The problem = Without omitting anything, copy every entry word for word.

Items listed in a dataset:
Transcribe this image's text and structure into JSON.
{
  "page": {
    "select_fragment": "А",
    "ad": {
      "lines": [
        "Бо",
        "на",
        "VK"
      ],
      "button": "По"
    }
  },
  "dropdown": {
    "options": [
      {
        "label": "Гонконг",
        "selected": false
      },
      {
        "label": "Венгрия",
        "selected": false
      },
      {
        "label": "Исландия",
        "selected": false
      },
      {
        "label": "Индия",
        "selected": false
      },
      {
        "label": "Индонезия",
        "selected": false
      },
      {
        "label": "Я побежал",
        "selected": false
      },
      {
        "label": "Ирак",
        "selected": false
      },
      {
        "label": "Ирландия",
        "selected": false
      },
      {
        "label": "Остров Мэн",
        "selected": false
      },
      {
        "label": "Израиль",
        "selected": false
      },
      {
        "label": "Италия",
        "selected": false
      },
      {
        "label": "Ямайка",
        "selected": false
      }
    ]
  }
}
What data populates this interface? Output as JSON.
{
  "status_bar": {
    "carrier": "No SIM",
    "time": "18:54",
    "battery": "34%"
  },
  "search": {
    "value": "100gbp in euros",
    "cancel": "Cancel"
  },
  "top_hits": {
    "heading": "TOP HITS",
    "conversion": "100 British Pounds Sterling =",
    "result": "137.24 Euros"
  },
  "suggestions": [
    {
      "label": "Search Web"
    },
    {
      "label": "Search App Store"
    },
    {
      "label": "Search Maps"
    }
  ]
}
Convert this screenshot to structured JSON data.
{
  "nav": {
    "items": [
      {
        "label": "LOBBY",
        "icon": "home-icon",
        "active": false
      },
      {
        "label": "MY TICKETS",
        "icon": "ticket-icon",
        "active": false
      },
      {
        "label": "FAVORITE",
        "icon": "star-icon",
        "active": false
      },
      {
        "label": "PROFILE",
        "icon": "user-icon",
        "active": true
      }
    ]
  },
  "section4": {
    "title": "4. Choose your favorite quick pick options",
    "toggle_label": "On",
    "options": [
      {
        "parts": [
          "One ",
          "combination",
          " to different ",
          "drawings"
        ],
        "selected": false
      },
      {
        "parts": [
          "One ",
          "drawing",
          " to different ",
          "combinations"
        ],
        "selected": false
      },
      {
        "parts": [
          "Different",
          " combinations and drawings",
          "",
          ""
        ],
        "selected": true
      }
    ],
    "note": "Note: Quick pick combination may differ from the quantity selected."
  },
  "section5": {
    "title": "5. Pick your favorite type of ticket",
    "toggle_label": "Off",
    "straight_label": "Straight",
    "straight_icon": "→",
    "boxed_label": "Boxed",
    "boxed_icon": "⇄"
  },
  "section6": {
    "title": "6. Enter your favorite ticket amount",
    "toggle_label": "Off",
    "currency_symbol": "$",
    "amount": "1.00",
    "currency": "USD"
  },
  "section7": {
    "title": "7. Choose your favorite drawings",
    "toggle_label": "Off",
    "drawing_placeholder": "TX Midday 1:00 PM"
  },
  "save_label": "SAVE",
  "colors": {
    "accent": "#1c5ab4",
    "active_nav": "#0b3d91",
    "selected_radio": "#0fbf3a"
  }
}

Answer space =
Transcribe this image's text and structure into JSON.
{
  "page": {
    "select_fragment": "А",
    "ad": {
      "lines": [
        "Бо",
        "на",
        "VK"
      ],
      "button": "По"
    }
  },
  "dropdown": {
    "options": [
      {
        "label": "Гонконг",
        "selected": false
      },
      {
        "label": "Венгрия",
        "selected": false
      },
      {
        "label": "Исландия",
        "selected": false
      },
      {
        "label": "Индия",
        "selected": false
      },
      {
        "label": "Индонезия",
        "selected": false
      },
      {
        "label": "Я побежал",
        "selected": false
      },
      {
        "label": "Ирак",
        "selected": false
      },
      {
        "label": "Ирландия",
        "selected": false
      },
      {
        "label": "Остров Мэн",
        "selected": false
      },
      {
        "label": "Израиль",
        "selected": false
      },
      {
        "label": "Италия",
        "selected": false
      },
      {
        "label": "Ямайка",
        "selected": false
      }
    ]
  }
}
What data populates this interface? Output as JSON.
{
  "status_bar": {
    "carrier": "No SIM",
    "time": "18:54",
    "battery": "34%"
  },
  "search": {
    "value": "100gbp in euros",
    "cancel": "Cancel"
  },
  "top_hits": {
    "heading": "TOP HITS",
    "conversion": "100 British Pounds Sterling =",
    "result": "137.24 Euros"
  },
  "suggestions": [
    {
      "label": "Search Web"
    },
    {
      "label": "Search App Store"
    },
    {
      "label": "Search Maps"
    }
  ]
}
Convert this screenshot to structured JSON data.
{
  "nav": {
    "items": [
      {
        "label": "LOBBY",
        "icon": "home-icon",
        "active": false
      },
      {
        "label": "MY TICKETS",
        "icon": "ticket-icon",
        "active": false
      },
      {
        "label": "FAVORITE",
        "icon": "star-icon",
        "active": false
      },
      {
        "label": "PROFILE",
        "icon": "user-icon",
        "active": true
      }
    ]
  },
  "section4": {
    "title": "4. Choose your favorite quick pick options",
    "toggle_label": "On",
    "options": [
      {
        "parts": [
          "One ",
          "combination",
          " to different ",
          "drawings"
        ],
        "selected": false
      },
      {
        "parts": [
          "One ",
          "drawing",
          " to different ",
          "combinations"
        ],
        "selected": false
      },
      {
        "parts": [
          "Different",
          " combinations and drawings",
          "",
          ""
        ],
        "selected": true
      }
    ],
    "note": "Note: Quick pick combination may differ from the quantity selected."
  },
  "section5": {
    "title": "5. Pick your favorite type of ticket",
    "toggle_label": "Off",
    "straight_label": "Straight",
    "straight_icon": "→",
    "boxed_label": "Boxed",
    "boxed_icon": "⇄"
  },
  "section6": {
    "title": "6. Enter your favorite ticket amount",
    "toggle_label": "Off",
    "currency_symbol": "$",
    "amount": "1.00",
    "currency": "USD"
  },
  "section7": {
    "title": "7. Choose your favorite drawings",
    "toggle_label": "Off",
    "drawing_placeholder": "TX Midday 1:00 PM"
  },
  "save_label": "SAVE",
  "colors": {
    "accent": "#1c5ab4",
    "active_nav": "#0b3d91",
    "selected_radio": "#0fbf3a"
  }
}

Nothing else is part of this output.